### YOUR TASK
A single figure is required: the number of lines in the listing below containing the word "this".

### GIVEN INFORMATION
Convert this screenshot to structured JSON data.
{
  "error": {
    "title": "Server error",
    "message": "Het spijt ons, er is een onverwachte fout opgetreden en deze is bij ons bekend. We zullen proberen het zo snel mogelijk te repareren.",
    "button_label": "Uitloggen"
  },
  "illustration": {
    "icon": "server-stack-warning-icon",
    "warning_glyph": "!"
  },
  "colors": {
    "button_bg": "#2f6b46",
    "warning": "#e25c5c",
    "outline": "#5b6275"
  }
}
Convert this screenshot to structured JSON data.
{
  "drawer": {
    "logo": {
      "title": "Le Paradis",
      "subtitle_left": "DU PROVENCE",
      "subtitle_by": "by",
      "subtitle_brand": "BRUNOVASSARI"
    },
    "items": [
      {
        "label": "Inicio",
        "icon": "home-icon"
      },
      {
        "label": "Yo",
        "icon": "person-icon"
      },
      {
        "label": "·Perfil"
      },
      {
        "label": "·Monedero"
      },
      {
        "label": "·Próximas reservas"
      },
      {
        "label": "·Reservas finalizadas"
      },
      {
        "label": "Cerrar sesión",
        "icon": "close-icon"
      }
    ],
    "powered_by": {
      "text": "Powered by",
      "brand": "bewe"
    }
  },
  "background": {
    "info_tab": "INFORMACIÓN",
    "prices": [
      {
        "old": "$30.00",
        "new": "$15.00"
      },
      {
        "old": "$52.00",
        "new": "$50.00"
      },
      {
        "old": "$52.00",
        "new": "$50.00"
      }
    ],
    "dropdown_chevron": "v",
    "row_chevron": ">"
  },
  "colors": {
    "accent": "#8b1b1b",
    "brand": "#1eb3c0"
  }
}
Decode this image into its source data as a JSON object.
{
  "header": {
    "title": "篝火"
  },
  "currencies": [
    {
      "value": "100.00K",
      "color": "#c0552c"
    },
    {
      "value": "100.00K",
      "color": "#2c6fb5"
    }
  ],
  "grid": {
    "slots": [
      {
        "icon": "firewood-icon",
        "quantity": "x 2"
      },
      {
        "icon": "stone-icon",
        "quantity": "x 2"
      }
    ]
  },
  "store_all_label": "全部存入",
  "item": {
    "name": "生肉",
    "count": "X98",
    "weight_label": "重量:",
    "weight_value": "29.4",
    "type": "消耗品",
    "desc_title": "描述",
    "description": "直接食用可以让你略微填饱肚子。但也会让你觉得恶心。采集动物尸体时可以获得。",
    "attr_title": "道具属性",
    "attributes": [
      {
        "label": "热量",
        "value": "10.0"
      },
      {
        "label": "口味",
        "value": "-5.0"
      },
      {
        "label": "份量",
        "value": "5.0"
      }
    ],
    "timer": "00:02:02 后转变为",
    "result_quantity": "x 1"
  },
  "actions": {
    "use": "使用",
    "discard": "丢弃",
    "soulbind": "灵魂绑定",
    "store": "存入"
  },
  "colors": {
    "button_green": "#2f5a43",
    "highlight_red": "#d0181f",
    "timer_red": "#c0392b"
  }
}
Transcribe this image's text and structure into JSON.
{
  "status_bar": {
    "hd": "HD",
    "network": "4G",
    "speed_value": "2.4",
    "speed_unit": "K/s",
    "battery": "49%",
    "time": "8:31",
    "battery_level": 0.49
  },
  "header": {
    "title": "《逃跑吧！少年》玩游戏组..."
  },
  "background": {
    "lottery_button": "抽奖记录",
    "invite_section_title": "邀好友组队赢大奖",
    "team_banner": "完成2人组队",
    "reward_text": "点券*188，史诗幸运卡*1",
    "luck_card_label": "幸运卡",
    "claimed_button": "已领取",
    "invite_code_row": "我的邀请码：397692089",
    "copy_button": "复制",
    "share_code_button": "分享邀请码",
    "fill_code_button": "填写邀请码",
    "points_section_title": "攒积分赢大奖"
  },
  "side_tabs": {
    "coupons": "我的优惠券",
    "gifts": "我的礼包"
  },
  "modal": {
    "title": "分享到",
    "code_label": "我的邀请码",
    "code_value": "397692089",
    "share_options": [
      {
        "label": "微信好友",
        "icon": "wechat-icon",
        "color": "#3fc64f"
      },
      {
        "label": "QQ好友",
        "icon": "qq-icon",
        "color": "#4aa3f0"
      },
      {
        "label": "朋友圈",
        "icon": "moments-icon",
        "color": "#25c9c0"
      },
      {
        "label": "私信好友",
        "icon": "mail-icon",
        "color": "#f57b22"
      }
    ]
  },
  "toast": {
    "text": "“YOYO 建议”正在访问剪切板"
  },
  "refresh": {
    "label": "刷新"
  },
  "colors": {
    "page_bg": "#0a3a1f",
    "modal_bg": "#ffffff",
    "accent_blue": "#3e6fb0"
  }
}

### TASK RESULT
4